Required work: Copy out all lines in the material below that contain the string "vcode".

Data for this task:
◆ ◆ ◆ ◆ ◆

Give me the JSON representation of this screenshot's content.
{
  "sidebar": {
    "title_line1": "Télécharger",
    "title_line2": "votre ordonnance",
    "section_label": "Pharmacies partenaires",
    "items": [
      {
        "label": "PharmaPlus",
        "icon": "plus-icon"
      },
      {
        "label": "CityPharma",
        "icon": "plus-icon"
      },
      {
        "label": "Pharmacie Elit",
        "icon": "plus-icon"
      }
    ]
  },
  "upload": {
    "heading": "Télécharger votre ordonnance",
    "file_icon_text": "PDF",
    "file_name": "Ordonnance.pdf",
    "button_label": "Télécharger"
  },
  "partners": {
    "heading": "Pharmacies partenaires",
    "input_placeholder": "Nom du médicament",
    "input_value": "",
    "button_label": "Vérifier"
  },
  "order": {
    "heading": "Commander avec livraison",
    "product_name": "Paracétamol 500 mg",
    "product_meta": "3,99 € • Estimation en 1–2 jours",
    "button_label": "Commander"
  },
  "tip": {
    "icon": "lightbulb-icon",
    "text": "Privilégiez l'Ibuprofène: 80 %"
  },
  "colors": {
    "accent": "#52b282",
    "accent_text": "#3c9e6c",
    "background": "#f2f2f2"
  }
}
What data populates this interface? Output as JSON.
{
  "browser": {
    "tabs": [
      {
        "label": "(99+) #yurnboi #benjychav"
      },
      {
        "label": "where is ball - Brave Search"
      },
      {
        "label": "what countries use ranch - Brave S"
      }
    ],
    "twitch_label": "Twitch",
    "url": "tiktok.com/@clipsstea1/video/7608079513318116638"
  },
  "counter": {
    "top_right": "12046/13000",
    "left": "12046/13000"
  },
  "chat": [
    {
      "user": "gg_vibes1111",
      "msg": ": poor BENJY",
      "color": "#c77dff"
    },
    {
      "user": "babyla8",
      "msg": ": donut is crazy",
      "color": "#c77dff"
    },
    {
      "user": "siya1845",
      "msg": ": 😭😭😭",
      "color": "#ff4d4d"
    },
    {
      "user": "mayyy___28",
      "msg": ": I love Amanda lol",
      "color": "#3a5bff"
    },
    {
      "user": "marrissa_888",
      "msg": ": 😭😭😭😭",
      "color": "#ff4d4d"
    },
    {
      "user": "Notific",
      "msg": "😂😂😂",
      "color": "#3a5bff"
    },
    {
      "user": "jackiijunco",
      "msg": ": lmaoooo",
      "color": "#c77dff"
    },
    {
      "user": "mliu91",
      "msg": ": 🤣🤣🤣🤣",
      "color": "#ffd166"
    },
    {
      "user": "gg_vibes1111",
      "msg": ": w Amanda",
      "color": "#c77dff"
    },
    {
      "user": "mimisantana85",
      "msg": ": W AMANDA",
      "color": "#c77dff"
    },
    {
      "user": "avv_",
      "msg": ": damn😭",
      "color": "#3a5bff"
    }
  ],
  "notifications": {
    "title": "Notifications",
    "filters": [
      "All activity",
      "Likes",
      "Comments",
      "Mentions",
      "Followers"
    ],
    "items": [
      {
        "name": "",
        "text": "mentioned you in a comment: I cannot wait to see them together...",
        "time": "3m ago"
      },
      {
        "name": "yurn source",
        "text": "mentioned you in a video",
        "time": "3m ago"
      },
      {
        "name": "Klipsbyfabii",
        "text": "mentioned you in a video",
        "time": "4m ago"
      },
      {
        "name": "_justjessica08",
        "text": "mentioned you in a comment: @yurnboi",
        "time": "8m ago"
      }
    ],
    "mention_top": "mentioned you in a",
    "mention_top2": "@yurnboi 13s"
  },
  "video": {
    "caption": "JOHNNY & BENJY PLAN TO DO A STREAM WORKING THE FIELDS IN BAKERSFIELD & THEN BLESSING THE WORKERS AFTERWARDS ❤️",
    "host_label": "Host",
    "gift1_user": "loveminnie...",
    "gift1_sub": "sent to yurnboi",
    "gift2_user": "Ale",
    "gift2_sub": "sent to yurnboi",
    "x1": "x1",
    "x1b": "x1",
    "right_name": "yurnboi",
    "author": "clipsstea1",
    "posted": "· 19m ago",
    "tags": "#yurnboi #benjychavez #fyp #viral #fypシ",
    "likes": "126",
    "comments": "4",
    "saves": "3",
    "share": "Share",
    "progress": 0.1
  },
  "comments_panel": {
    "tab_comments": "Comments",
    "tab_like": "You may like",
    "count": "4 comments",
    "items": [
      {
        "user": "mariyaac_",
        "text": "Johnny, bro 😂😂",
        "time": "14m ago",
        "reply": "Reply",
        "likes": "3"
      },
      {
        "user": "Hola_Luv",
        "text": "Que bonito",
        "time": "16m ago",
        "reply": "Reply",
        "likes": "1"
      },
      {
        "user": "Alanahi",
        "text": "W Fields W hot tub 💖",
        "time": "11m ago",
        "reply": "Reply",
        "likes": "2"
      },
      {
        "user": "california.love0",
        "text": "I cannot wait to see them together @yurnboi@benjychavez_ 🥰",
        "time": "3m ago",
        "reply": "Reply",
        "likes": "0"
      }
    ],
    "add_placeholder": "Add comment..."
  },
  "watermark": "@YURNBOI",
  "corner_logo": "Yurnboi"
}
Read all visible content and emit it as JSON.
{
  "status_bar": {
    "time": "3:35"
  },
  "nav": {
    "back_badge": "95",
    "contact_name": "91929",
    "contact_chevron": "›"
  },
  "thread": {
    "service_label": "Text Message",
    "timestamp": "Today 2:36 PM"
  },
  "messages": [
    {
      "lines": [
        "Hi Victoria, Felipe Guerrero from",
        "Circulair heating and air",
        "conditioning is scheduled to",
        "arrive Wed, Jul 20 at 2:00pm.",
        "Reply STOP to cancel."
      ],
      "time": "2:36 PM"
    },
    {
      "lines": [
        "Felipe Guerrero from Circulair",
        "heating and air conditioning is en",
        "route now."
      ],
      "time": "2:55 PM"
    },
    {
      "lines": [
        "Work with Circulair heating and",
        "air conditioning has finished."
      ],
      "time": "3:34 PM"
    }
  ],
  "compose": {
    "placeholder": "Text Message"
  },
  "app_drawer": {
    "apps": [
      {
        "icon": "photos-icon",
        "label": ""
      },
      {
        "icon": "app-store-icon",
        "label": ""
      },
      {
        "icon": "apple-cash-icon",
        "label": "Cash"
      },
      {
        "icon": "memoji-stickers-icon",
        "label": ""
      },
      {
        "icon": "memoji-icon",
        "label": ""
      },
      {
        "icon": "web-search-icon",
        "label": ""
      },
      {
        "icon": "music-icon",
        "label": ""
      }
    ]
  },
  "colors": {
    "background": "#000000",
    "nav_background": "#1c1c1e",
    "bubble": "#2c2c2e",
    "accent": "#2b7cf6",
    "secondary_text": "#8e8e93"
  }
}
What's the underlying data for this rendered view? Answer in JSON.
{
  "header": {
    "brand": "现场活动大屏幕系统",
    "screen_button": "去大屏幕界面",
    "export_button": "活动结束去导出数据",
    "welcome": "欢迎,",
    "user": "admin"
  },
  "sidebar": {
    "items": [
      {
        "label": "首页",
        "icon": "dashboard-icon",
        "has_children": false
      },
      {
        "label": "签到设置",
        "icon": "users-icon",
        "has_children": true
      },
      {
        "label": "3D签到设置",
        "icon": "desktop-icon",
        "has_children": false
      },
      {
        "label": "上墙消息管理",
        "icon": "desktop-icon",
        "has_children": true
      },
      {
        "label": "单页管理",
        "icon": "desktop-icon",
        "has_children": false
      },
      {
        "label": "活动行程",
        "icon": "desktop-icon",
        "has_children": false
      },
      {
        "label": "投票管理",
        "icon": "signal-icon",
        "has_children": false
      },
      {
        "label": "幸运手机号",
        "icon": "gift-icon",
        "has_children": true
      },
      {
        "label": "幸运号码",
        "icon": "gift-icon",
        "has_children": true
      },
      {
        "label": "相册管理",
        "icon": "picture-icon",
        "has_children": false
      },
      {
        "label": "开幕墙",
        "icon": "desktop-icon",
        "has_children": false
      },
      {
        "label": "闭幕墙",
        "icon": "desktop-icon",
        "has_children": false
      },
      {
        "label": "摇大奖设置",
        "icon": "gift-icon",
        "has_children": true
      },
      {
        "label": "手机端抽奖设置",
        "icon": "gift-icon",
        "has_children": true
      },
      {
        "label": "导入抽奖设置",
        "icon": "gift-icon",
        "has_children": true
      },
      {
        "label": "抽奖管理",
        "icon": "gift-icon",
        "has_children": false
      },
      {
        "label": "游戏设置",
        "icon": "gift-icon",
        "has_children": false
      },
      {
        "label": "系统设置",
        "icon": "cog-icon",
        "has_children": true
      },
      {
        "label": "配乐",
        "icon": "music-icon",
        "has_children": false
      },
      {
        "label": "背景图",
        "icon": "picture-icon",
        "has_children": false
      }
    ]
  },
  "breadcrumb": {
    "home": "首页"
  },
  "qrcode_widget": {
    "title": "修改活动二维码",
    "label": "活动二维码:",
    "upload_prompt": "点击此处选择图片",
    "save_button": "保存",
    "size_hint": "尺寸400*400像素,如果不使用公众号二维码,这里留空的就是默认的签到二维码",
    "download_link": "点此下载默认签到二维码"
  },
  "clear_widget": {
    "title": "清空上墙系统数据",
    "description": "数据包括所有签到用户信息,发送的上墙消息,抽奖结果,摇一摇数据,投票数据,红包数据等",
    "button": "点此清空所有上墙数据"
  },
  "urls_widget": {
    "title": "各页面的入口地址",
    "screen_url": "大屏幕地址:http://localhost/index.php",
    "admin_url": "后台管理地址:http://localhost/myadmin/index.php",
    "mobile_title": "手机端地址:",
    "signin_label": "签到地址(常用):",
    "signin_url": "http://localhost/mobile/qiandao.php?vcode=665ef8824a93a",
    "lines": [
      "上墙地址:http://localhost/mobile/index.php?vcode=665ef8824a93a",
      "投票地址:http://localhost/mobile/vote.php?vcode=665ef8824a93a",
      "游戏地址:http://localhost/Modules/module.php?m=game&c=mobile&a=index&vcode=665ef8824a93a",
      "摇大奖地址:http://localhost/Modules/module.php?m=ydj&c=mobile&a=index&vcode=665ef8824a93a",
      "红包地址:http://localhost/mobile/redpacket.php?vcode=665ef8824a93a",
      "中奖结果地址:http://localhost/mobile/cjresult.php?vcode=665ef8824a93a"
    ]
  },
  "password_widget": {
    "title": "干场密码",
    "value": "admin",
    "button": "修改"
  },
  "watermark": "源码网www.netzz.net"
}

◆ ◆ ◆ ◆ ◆

Finished exercise:
    "signin_url": "http://localhost/mobile/qiandao.php?vcode=665ef8824a93a",
      "上墙地址:http://localhost/mobile/index.php?vcode=665ef8824a93a",
      "投票地址:http://localhost/mobile/vote.php?vcode=665ef8824a93a",
      "游戏地址:http://localhost/Modules/module.php?m=game&c=mobile&a=index&vcode=665ef8824a93a",
      "摇大奖地址:http://localhost/Modules/module.php?m=ydj&c=mobile&a=index&vcode=665ef8824a93a",
      "红包地址:http://localhost/mobile/redpacket.php?vcode=665ef8824a93a",
      "中奖结果地址:http://localhost/mobile/cjresult.php?vcode=665ef8824a93a"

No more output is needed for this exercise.